them in a job best suited to them. Cara will then
provide retention coaching for each individual
for the first year on the job. “There is no stigma
here. But there are a lot of rigors for what we do
here. You have to be ready, able and motivated
to get back to work.”
After a childhood of tribulations, surviving without a father in an unstable neighborhood, Cara participant Marquis says, “I saw a whole bunch of violence and negativity growing up. At one point in my life I realized I had to let go of the anger and hostility.”
“I got a chance to get into Cara because my mother who was trying to get me to go get a LINK Card. I finally went but I told them I really don’t want a LINK Card, I want a job! They gave me a bunch of tests and options, and I chose Cara. This place was a real humbler,” Marquis continues. “I had to re-humble myself.”
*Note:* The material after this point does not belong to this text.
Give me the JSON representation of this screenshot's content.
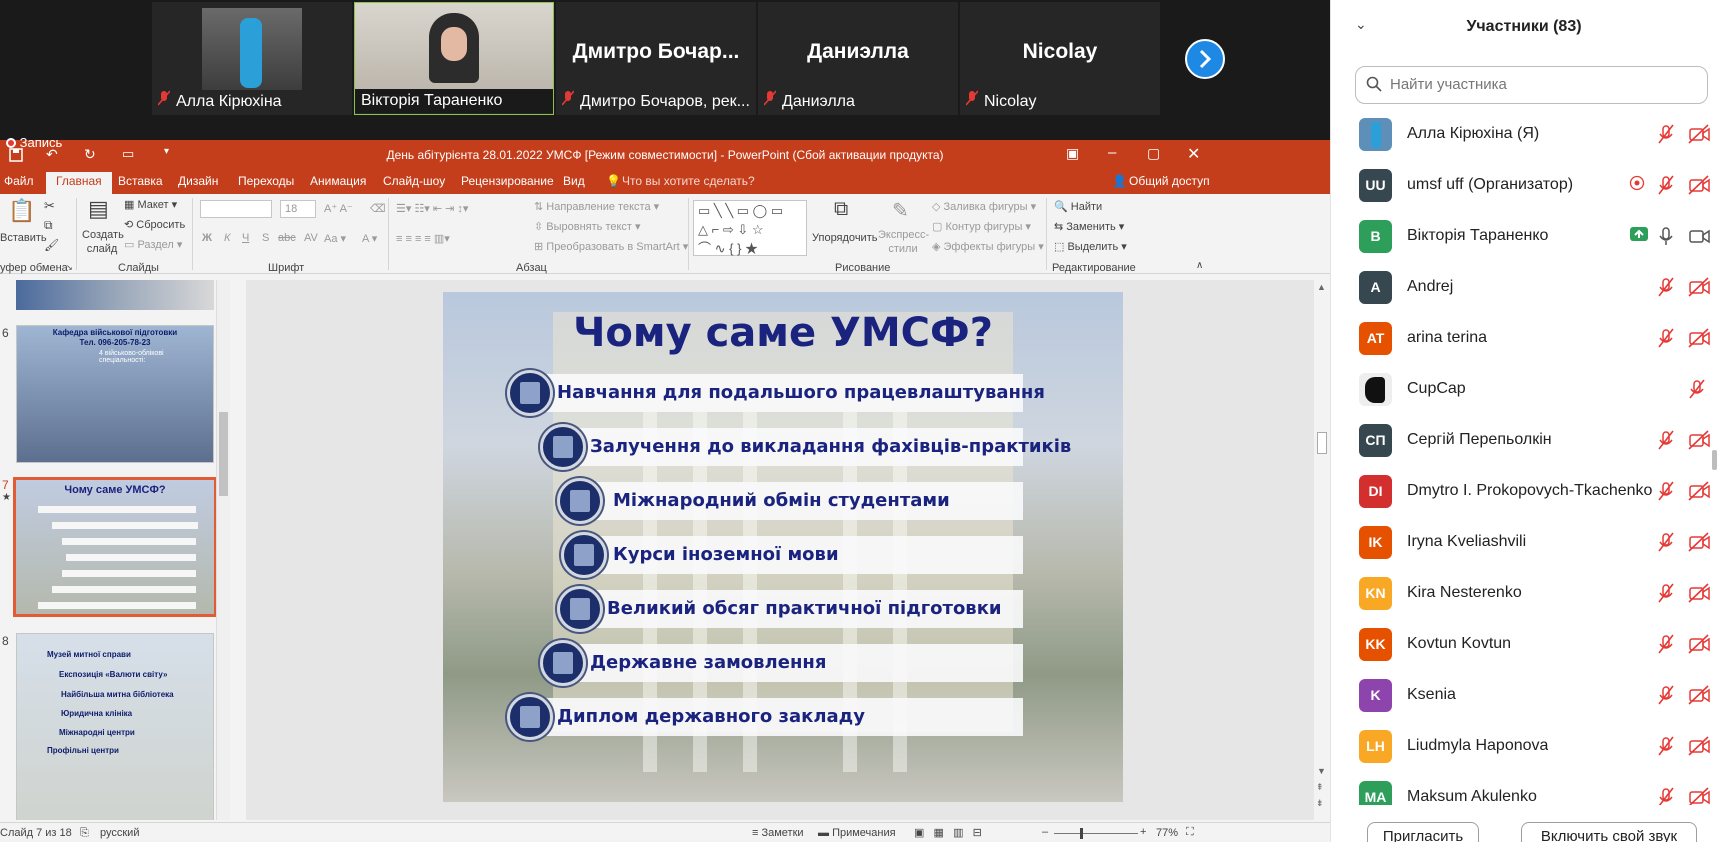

Through workshops and education, Cara’s training is based on five workplace competencies: Professionalism, Time Management, Conflict Resolution, Communication and Team Work. Once basic needs are met and professionalism and interview readiness are achieved by the participant, Cara’s placement team works to identify job matches and qualifications, provide interview preparation instructions specific to the job posting, and assist with follow-up. To ensure successful re-integration into the community and retention of stable employment, Cara offers intensive follow-up support services to its participants for at least one year after they are placed into permanent employment to assist in stabilizing their lives.
“When I found Cara, I was motivated by the atmosphere here,” Marquis says. “Cara guided me to where I wanted to go. I wanted to be a truck driver but Elaine Ross [Cara’s Manager of Placement Services] told me I was hiding my potential if I just settled for that. She helped me find a job at the Union League Club of Chicago and I’ve been there for two years now. I’ve been promoted three times already and was named runner-up for Employee of the Year my first year. I still communicate with [Career Advancement and Alumni Manager] Rita Balzotti. We talk about my next steps and she keeps my resume updated.” Marquis recently moved his family to a house purchased in Oak Park, Illinois. “Through God, Cara and my family I’ve got the tools to be a success,” he says.
“Just stick through it,” adds Adrian. “You will have your ups and downs, your good days and bad days but stick through it. Because at the end of the day, you will benefit from this and it will take you far. Being here at Cara opens you up.”